§ **YOUR ASSIGNMENT**
What you return should be the full listing, exactly as given.

__________

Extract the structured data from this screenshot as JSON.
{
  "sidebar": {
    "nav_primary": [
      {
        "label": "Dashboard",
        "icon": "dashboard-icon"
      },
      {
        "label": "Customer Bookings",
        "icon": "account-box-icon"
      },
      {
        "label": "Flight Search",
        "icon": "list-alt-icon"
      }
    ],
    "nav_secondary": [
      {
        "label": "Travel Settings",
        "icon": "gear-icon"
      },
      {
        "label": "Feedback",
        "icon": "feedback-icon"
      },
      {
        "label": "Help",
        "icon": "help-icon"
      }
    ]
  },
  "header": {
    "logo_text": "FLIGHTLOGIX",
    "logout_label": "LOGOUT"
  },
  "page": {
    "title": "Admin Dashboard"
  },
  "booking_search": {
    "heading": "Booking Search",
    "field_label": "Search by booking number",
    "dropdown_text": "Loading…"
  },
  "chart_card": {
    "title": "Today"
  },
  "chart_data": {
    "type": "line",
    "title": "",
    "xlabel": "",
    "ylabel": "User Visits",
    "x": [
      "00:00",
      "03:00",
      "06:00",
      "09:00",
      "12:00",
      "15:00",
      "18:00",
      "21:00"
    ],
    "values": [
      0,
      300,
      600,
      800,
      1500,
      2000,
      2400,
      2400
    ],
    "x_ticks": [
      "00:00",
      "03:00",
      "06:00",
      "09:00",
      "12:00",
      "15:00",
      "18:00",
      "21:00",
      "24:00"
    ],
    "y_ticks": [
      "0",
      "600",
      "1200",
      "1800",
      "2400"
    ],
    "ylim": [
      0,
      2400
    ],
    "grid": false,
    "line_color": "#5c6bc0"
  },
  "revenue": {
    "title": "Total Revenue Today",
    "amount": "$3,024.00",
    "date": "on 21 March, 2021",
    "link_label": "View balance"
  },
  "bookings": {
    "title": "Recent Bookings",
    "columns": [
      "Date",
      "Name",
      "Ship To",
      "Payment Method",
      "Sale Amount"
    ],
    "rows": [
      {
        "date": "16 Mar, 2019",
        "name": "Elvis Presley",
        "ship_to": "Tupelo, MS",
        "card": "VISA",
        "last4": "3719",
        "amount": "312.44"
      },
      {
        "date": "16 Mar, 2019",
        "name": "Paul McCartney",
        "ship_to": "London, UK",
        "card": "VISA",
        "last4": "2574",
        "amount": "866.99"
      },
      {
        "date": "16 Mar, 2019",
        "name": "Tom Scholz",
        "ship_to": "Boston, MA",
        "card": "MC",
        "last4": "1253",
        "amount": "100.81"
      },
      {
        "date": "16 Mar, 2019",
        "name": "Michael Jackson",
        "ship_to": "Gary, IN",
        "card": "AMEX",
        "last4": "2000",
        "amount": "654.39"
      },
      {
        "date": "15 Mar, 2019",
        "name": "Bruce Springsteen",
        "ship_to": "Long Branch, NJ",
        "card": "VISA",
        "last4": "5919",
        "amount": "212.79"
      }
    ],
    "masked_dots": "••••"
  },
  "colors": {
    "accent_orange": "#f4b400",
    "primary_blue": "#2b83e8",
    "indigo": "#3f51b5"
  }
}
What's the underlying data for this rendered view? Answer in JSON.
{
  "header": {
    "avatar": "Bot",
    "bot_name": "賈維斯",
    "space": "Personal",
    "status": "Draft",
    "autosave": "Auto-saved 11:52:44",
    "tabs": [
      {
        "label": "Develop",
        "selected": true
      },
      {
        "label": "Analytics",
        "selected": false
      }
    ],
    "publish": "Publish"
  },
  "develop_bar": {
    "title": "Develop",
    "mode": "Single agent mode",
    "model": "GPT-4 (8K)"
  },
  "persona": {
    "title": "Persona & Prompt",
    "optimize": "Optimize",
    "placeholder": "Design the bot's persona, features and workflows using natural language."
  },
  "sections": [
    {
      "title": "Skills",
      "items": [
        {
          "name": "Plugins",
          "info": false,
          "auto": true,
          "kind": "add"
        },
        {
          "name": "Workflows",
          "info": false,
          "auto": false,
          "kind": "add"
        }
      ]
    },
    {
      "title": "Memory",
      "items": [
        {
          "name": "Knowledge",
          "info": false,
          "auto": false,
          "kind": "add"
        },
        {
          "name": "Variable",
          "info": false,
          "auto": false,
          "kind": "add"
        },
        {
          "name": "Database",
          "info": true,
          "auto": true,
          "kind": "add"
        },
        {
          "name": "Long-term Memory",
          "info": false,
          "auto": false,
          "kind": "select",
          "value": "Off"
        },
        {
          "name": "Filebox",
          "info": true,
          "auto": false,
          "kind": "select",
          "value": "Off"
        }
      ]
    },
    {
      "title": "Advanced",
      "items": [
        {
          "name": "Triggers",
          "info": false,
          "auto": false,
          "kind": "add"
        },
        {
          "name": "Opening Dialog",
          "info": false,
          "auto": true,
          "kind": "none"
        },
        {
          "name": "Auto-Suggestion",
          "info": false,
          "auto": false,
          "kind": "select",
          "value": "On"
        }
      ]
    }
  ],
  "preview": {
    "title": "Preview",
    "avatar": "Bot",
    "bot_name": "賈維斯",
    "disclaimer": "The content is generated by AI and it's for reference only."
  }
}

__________

§ **RESPONSE BOX**
Extract the structured data from this screenshot as JSON.
{
  "sidebar": {
    "nav_primary": [
      {
        "label": "Dashboard",
        "icon": "dashboard-icon"
      },
      {
        "label": "Customer Bookings",
        "icon": "account-box-icon"
      },
      {
        "label": "Flight Search",
        "icon": "list-alt-icon"
      }
    ],
    "nav_secondary": [
      {
        "label": "Travel Settings",
        "icon": "gear-icon"
      },
      {
        "label": "Feedback",
        "icon": "feedback-icon"
      },
      {
        "label": "Help",
        "icon": "help-icon"
      }
    ]
  },
  "header": {
    "logo_text": "FLIGHTLOGIX",
    "logout_label": "LOGOUT"
  },
  "page": {
    "title": "Admin Dashboard"
  },
  "booking_search": {
    "heading": "Booking Search",
    "field_label": "Search by booking number",
    "dropdown_text": "Loading…"
  },
  "chart_card": {
    "title": "Today"
  },
  "chart_data": {
    "type": "line",
    "title": "",
    "xlabel": "",
    "ylabel": "User Visits",
    "x": [
      "00:00",
      "03:00",
      "06:00",
      "09:00",
      "12:00",
      "15:00",
      "18:00",
      "21:00"
    ],
    "values": [
      0,
      300,
      600,
      800,
      1500,
      2000,
      2400,
      2400
    ],
    "x_ticks": [
      "00:00",
      "03:00",
      "06:00",
      "09:00",
      "12:00",
      "15:00",
      "18:00",
      "21:00",
      "24:00"
    ],
    "y_ticks": [
      "0",
      "600",
      "1200",
      "1800",
      "2400"
    ],
    "ylim": [
      0,
      2400
    ],
    "grid": false,
    "line_color": "#5c6bc0"
  },
  "revenue": {
    "title": "Total Revenue Today",
    "amount": "$3,024.00",
    "date": "on 21 March, 2021",
    "link_label": "View balance"
  },
  "bookings": {
    "title": "Recent Bookings",
    "columns": [
      "Date",
      "Name",
      "Ship To",
      "Payment Method",
      "Sale Amount"
    ],
    "rows": [
      {
        "date": "16 Mar, 2019",
        "name": "Elvis Presley",
        "ship_to": "Tupelo, MS",
        "card": "VISA",
        "last4": "3719",
        "amount": "312.44"
      },
      {
        "date": "16 Mar, 2019",
        "name": "Paul McCartney",
        "ship_to": "London, UK",
        "card": "VISA",
        "last4": "2574",
        "amount": "866.99"
      },
      {
        "date": "16 Mar, 2019",
        "name": "Tom Scholz",
        "ship_to": "Boston, MA",
        "card": "MC",
        "last4": "1253",
        "amount": "100.81"
      },
      {
        "date": "16 Mar, 2019",
        "name": "Michael Jackson",
        "ship_to": "Gary, IN",
        "card": "AMEX",
        "last4": "2000",
        "amount": "654.39"
      },
      {
        "date": "15 Mar, 2019",
        "name": "Bruce Springsteen",
        "ship_to": "Long Branch, NJ",
        "card": "VISA",
        "last4": "5919",
        "amount": "212.79"
      }
    ],
    "masked_dots": "••••"
  },
  "colors": {
    "accent_orange": "#f4b400",
    "primary_blue": "#2b83e8",
    "indigo": "#3f51b5"
  }
}
What's the underlying data for this rendered view? Answer in JSON.
{
  "header": {
    "avatar": "Bot",
    "bot_name": "賈維斯",
    "space": "Personal",
    "status": "Draft",
    "autosave": "Auto-saved 11:52:44",
    "tabs": [
      {
        "label": "Develop",
        "selected": true
      },
      {
        "label": "Analytics",
        "selected": false
      }
    ],
    "publish": "Publish"
  },
  "develop_bar": {
    "title": "Develop",
    "mode": "Single agent mode",
    "model": "GPT-4 (8K)"
  },
  "persona": {
    "title": "Persona & Prompt",
    "optimize": "Optimize",
    "placeholder": "Design the bot's persona, features and workflows using natural language."
  },
  "sections": [
    {
      "title": "Skills",
      "items": [
        {
          "name": "Plugins",
          "info": false,
          "auto": true,
          "kind": "add"
        },
        {
          "name": "Workflows",
          "info": false,
          "auto": false,
          "kind": "add"
        }
      ]
    },
    {
      "title": "Memory",
      "items": [
        {
          "name": "Knowledge",
          "info": false,
          "auto": false,
          "kind": "add"
        },
        {
          "name": "Variable",
          "info": false,
          "auto": false,
          "kind": "add"
        },
        {
          "name": "Database",
          "info": true,
          "auto": true,
          "kind": "add"
        },
        {
          "name": "Long-term Memory",
          "info": false,
          "auto": false,
          "kind": "select",
          "value": "Off"
        },
        {
          "name": "Filebox",
          "info": true,
          "auto": false,
          "kind": "select",
          "value": "Off"
        }
      ]
    },
    {
      "title": "Advanced",
      "items": [
        {
          "name": "Triggers",
          "info": false,
          "auto": false,
          "kind": "add"
        },
        {
          "name": "Opening Dialog",
          "info": false,
          "auto": true,
          "kind": "none"
        },
        {
          "name": "Auto-Suggestion",
          "info": false,
          "auto": false,
          "kind": "select",
          "value": "On"
        }
      ]
    }
  ],
  "preview": {
    "title": "Preview",
    "avatar": "Bot",
    "bot_name": "賈維斯",
    "disclaimer": "The content is generated by AI and it's for reference only."
  }
}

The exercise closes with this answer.